“Woman’s Rights Are Human Rights”

It’s Women’s History Month, the month to celebrate women and their accomplishments and contributions. According to the link below from the U.S. Census webpage, this celebration began all the way back in 1857. For that article, click on the link that follows. It will provide some interesting statistics for those who enjoy data.

Women’s History Month, U.S. Census

“As we celebrate Women’s History Month 2022, we reflect upon advances women have made over the last decade. Women have increased their earnings, education and fields of occupation, and continue to have longer average life spans than men.”

United States census bureau

Many of us can recall January 21, 2017. Women around the world, including over 600 cities in the United States came together for the first Women’s March. Sources estimate that over 500 million people participated worldwide. The biggest group gathered in Washington, D.C. The organizers wanted to communicate “that women’s rights are human rights.”

I rose early and went to a pre-march rally in Pasadena on that day. It was important to me to check it out and support the positive and aspiring aspects I recognized in this historic moment. It was inspiring to be there. Of course, it was not without controversy. I did not continue on to downtown Los Angeles for the official march.

The photograph below is by Leah L. Jones and was a Human Rights Campaign poster from the march in Washington, D.C. It is part of my 2022 calendar from the Smithsonian National Museum of African American History and Culture.

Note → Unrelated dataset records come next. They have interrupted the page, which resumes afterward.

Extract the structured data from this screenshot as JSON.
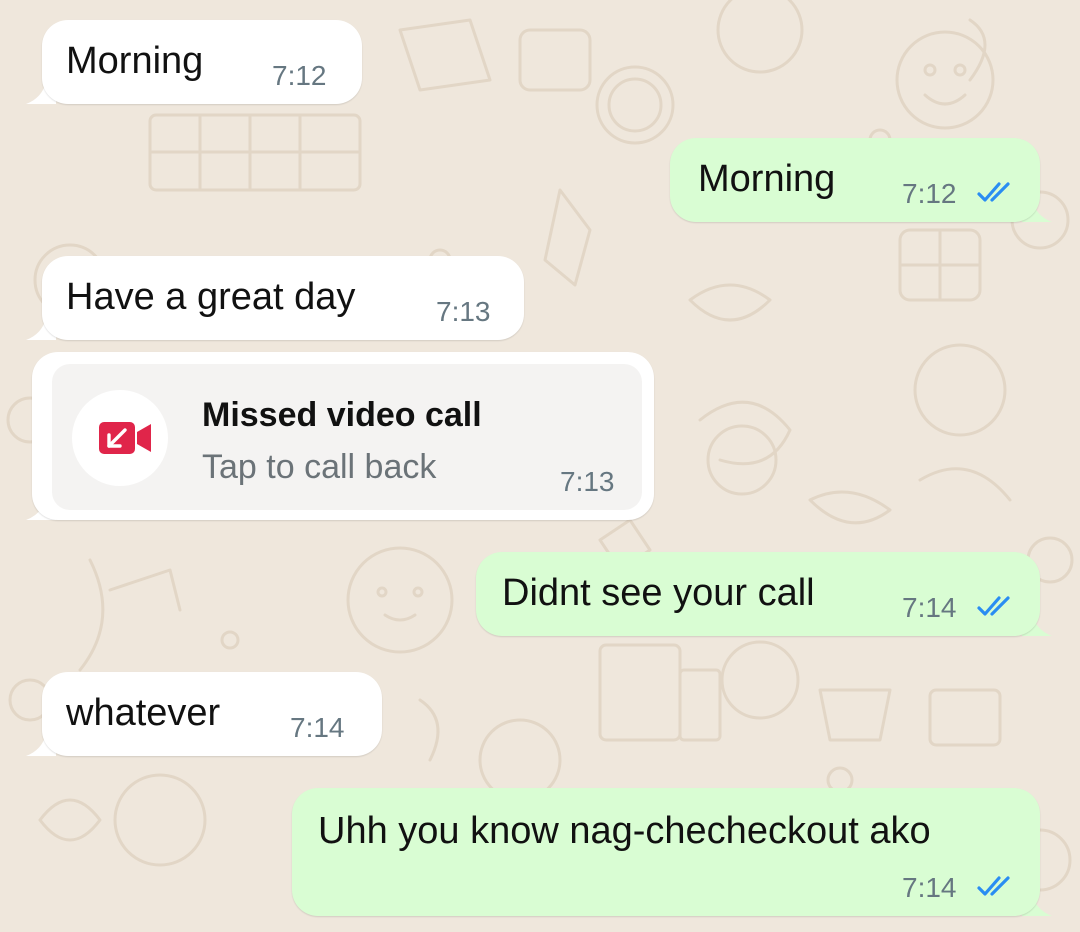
{
  "messages": [
    {
      "direction": "incoming",
      "text": "Morning",
      "time": "7:12"
    },
    {
      "direction": "outgoing",
      "text": "Morning",
      "time": "7:12",
      "status": "read-double-check-icon"
    },
    {
      "direction": "incoming",
      "text": "Have a great day",
      "time": "7:13"
    },
    {
      "direction": "incoming",
      "type": "call",
      "title": "Missed video call",
      "subtitle": "Tap to call back",
      "time": "7:13",
      "icon": "missed-video-call-icon"
    },
    {
      "direction": "outgoing",
      "text": "Didnt see your call",
      "time": "7:14",
      "status": "read-double-check-icon"
    },
    {
      "direction": "incoming",
      "text": "whatever",
      "time": "7:14"
    },
    {
      "direction": "outgoing",
      "text": "Uhh you know nag-checheckout ako",
      "time": "7:14",
      "status": "read-double-check-icon"
    }
  ],
  "colors": {
    "wallpaper": "#efe7dc",
    "incoming_bubble": "#ffffff",
    "outgoing_bubble": "#d9fdd3",
    "read_ticks": "#2a8df2",
    "missed_call": "#e0254a"
  }
}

“Marchers at the Women’s March 2017”

As we learn the stories of those around us, we grow in appreciation of our gifting, resilience, intelligence, and love we women can share with our world. I’m happy when women are empowered to become all their creator designed them to be. Let’s celebrate! There is more work to do, but I am grateful for progress.

Celebrate the women in your life well, my friends!

Remembering Mary Church Terrell

Civil rights. Equal rights. Working hard for others earned Mary Church Terrell a place in our history. I enjoyed reading about her. She would have been interesting to talk to, to hear her story, and to thank her for her life and work, especially in helping me to be able to cast my vote.

Mary was born in September of 1863. Mary’s parents were former slaves living in Tennesee at the time of her birth. If you’d like to know more, check out this link: Mary Church Terrell | National Women’s History Museum

Here are some highlights of Mary’s life:

  • Famous for these words “Lifting as we climb.”
  • The National Association of Colored Women (NACW) adopted that phrase as their motto.
  • At age 33, she helped found the NACW and served as president from 1896 to 1901.
  • Graduate of Oberlin College in Ohio.
  • Mom owned a hair salon. Her father was a businessman.
  • Activist for women’s suffrage and civil rights.
  • In 1909, she was one of the founders of the National Association for the Advancement of Colored People (NAACP).

Video: She Was a Civil Rights Activist and Co-Founder of the NAACP

This page is from the February 2022 page in my calendar from the Smithsonian
National Museum of African American History and Culture.

I am pleased to honor her life and contributions.

Keep learning, my friends.